Do I take thee?
Elva a Talk Up!
"Do you take this woman/man to be your lawfully wedded husband/wife?" is a commonly used phrase in western society's marriage rituals.
But I'm proposing it be upgraded and amended to reflect the truth.
It should be: "Do you take this man/woman, his/her family, friends and pets to be a part of your life for as long as you both shall live?"
You wouldn't be able to dissect the question and answer positively for some elements because, let's face it, when you get into a serious, legally binding relationship with someone, that is exactly what will happen. You will be inheriting the whole kit and caboodle.

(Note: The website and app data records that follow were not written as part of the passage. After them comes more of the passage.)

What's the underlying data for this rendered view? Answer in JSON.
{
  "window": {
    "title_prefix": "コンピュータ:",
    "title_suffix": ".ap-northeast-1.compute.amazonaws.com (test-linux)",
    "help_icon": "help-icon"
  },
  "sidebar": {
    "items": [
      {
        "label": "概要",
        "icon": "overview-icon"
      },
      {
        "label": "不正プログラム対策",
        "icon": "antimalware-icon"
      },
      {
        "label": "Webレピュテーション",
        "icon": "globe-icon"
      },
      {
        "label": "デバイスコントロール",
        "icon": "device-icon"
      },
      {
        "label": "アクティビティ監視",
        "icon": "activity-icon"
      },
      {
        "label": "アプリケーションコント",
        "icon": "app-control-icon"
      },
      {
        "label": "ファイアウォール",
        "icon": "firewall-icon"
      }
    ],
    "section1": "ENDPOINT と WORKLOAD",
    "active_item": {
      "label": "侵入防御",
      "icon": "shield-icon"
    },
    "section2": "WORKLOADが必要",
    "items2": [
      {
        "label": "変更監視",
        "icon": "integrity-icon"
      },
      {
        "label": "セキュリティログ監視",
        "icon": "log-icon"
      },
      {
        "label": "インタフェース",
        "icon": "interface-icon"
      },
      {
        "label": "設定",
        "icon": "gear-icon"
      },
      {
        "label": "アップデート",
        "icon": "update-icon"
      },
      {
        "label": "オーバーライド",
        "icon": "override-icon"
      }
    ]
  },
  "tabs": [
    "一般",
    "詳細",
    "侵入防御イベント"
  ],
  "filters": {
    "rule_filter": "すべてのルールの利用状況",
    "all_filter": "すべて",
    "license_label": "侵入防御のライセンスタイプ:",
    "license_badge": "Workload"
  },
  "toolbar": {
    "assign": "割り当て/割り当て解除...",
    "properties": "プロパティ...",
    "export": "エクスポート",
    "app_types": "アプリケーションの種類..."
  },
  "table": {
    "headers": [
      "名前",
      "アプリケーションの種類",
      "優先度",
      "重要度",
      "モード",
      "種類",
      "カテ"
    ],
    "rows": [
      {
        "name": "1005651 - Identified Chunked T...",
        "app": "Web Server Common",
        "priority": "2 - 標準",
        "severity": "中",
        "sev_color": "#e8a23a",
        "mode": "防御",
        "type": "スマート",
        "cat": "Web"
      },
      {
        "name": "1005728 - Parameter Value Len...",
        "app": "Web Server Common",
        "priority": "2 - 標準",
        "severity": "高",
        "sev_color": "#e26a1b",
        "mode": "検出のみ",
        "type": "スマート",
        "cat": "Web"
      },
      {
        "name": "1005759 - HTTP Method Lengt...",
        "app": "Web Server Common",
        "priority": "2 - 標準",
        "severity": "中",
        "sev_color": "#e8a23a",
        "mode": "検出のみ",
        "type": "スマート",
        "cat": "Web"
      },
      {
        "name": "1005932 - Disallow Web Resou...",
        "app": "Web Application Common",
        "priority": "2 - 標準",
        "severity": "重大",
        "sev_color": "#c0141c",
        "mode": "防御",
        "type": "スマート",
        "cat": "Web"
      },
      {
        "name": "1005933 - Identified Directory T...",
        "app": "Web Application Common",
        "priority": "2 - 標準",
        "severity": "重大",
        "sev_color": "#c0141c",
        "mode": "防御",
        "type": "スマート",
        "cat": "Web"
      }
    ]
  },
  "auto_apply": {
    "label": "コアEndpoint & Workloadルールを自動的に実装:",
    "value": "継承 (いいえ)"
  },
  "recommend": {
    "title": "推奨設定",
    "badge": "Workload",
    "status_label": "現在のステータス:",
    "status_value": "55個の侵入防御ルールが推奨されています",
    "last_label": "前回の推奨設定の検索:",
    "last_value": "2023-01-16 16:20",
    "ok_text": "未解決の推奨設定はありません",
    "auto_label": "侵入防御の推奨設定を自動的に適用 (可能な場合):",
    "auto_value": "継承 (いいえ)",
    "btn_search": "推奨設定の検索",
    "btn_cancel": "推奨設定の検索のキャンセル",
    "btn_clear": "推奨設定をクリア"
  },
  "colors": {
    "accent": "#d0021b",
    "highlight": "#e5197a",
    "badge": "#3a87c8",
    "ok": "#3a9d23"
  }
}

We hear mother-in-law jokes all the time. Mothers-in-law are painted as the most cantankerous people on the planet and the belief is she can make your life with your spouse a living hell if she decides that you are not worthy.
I know one young lady who despite all the signs, red flags and blaring alarms that her mother-in-law did not approve of her for her son, she decided that her love could stand up to any test and so she went ahead and said "I do".
It was a lovely wedding, the mother-in-law attended, but sat at the back of the church with her invited guest — the groom's ex-girlfriend. She did everything possible to break them apart, including inviting her son over and having the ex-girlfriend as the only other invited dinner guest, she even stooped to using witchcraft. The biggest blow was when the couple had their first child she created a stink at the hospital claiming that the child was not her son's. The young couple held it together for four years, but love was not able to conquer all this time around. The pressure was too much and their marriage crumbled.
There are some wonderful mothers-in-law out there who support and encourage, but some bad ones do exist and they are not alone.
Let's not for one minute overlook the friends. Your friends know things about you that your spouse will never know. Chances are you have known them longer than you have known your spouse and their opinion is usually respected. If one of your friends does not like your spouse, the dolly house is on shaky ground. They may not be blood, but they can cause sufficient havoc to create misery in a couple's life. They can influence all sorts of deviant behaviour if they so decide that this person is not for you.
We can rise above the influence, but let's face it, it only takes a grain of doubt to start an avalanche of mistrust. And without trust a relationship cannot succeed.
Marriage is hard, don't be fooled, there are enough curve balls and footfalls on the path of togetherness and without a strong support mechanism it is even harder. It should be about a couple working it through, but no man, or in this case, no couple is an island.
Prior to marriage, take the time to assess your future spouse's family members, friends, co-workers and pets, yes pets!
A cat/dog that doesn't like you can destroy your property and scratch/bite the dickens out of you, so don't underestimate them. You all don't have to be best friends, but at least have a civil working relationship. Let your spouse know if you pick up on any 'vibes' that would suggest animosity down the road. All of this should be hashed out before the ring goes on the finger.
Anyway, that's my time for this week, catch you all next week same time, same paper. Please take your own paper or green bags to the grocery/supermarket. Renew, re-use, recycle and save mother Earth. Follow me on Twitter @ElvaJamaica email your comments firstname.lastname@example.org